That's one of the overall findings of a recent survey conducted by ARC Risk and Compliance, a consulting company specializing in anti-money-laundering (AML) compliance and technology.
The survey's typical respondent is a BSA/AML/OFAC compliance officer at a retail and/or commercial community bank. The bank typically has a state charter, assets of < $1B, a medium risk rating, and FDIC insurance.
The survey found that at the respondents' most recent regulatory exams they felt that examiners focused most on BSA/AML. Here, transaction monitoring was the biggest concern, followed by Know Your Customer (KYC)/Customer Due Diligence (CDD), and then Enhanced Due Diligence (EDD) closely behind.
That's in contrast to the responses from a similar survey in 2015, when most respondents said model management was the emphasis for regulators.
Retail is considered risky, so respondents said they saw a disproportionate amount of regulatory scrutiny on their retail operations. In addition, the overwhelming majority of survey respondents thought examiner scrutiny had increased overall since the last exam.

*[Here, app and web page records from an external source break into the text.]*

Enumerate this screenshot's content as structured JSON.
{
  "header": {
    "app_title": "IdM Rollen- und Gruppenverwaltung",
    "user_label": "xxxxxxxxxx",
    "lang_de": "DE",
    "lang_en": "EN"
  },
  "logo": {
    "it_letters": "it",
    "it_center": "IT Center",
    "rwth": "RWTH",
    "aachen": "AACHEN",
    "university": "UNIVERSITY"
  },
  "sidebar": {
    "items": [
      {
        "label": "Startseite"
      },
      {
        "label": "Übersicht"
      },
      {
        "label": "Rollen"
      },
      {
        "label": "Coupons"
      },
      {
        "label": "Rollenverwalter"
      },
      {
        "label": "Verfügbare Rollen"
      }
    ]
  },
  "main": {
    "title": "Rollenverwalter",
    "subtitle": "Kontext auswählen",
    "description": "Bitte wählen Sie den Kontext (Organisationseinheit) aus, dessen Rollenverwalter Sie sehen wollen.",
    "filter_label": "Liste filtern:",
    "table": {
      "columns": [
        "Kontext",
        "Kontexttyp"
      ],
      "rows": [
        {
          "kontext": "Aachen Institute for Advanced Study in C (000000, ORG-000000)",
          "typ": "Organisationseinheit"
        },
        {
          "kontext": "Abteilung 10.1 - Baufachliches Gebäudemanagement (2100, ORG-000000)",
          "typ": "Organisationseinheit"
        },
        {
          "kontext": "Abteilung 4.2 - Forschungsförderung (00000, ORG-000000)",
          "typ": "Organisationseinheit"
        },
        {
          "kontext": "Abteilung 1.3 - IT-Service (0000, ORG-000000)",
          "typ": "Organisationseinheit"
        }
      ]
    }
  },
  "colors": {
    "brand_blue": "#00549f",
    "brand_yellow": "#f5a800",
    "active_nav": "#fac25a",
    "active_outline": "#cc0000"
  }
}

Interestingly, despite the focus, the typical respondent received 1 to 4 suggestions and verbal recommendations, 1 or 2 observations, and no Matters Requiring Attention (MRAs) or Matters Requiring Immediate Attention (MRIAs), though a small subset of banks got 1 or 2 MRAs. In 2015, banks were more than 3xs as likely to have MRAs as in 2017.
Additionally, it seems that either regulators are identifying smaller problems or banks are getting faster at making the changes regulators request. After the 2017 examinations, most of the bankers said it took around a month to fix everything that regulators identified as issues. Two years earlier, bankers reported that the fixes took longer: about three months.
Between 2015 and 2017, there was another change: banks got better at using in-house resources to address the issues examiners identified. Most banks (75%) used mostly external resources, including CPAs and attorneys, to address the issues examiners found. But in 2017, the numbers flipped, with the largest group of banks using 75% internal resources and 25% external resources to make necessary changes. When banks did employ external resources, they were most likely to get help from a consulting firm that specializes in AML work, rather than from a CPA or attorney.
BSA/AML is definitely of high priority for the regulators, yet banks seem to be more prepared now than a few years ago. Stay focused, follow the guidelines and continue to manage your compliance well and you will find yourself in good standing at your next examination, regardless of your hairstyle preferences.